Watson H, Mitra S, Croden FC, et al. A randomized trial of the effect of omega-3 polyunsaturated fatty acid supplements on the human intestinal microbiota. Gut. 2018; 67:1974-83. doi: 10.1136/gutjnl-2017-314968.

Stéphane Schneider
Stéphane Schneider

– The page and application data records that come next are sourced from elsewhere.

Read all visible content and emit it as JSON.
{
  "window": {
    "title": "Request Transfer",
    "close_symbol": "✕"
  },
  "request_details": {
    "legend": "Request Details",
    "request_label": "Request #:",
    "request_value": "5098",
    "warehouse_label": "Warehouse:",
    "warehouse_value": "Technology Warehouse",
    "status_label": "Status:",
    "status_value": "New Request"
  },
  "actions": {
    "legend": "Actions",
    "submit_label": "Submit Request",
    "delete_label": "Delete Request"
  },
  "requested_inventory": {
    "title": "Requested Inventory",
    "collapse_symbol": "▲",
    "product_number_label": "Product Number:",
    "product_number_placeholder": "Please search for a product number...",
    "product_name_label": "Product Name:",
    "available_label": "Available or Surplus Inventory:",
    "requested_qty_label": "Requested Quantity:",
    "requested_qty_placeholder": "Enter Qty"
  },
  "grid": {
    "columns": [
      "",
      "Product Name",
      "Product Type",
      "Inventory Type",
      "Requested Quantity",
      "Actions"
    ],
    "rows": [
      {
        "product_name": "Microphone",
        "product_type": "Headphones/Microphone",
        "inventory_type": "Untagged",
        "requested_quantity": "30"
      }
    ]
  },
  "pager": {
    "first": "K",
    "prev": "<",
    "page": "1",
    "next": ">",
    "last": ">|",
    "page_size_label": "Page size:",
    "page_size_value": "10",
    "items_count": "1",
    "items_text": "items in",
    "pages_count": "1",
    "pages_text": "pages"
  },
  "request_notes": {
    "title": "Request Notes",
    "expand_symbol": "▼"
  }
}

Professor Stéphane Schneider heads the Nutritional Support Unit in the Gastroenterology and Nutrition Department Archet University Hospital in Nice (France). He is also head of the Nice University Hospital’s food-nutrition liaison committee. Dr. Schneider is vice-president of the French-Speaking Society for Clinical Nutrition and Metabolism (SFNEP), and chairs the Educational and Clinical Practice Committee of the European Society for Clinical Nutrition and Metabolism (ESPEN). Three years after receiving his M.D. in Gastroenterology from the University of Nice Sophia-Antipolis, he became an assistant Professor and later a full Professor of Nutrition. He is also certified by the European Board of Gastroenterology and Hepatology. He obtained a Master of Science from the University of Paris VII, and a Ph.D. in nutrition from the University Paul Cezanne, as well as a CME Diploma from Harvard Medical School. His main research interests are intestinal failure and the effects of aging and chronic diseases on nutritional status. He has published 188 articles in peer-reviewed scientific journals, with an h index of 37. His goal is to help understand better the role of the intestinal ecosystem, as well as the effects of different forms of bacteriotherapy, in digestive and non-digestive disorders featuring dysbiosis.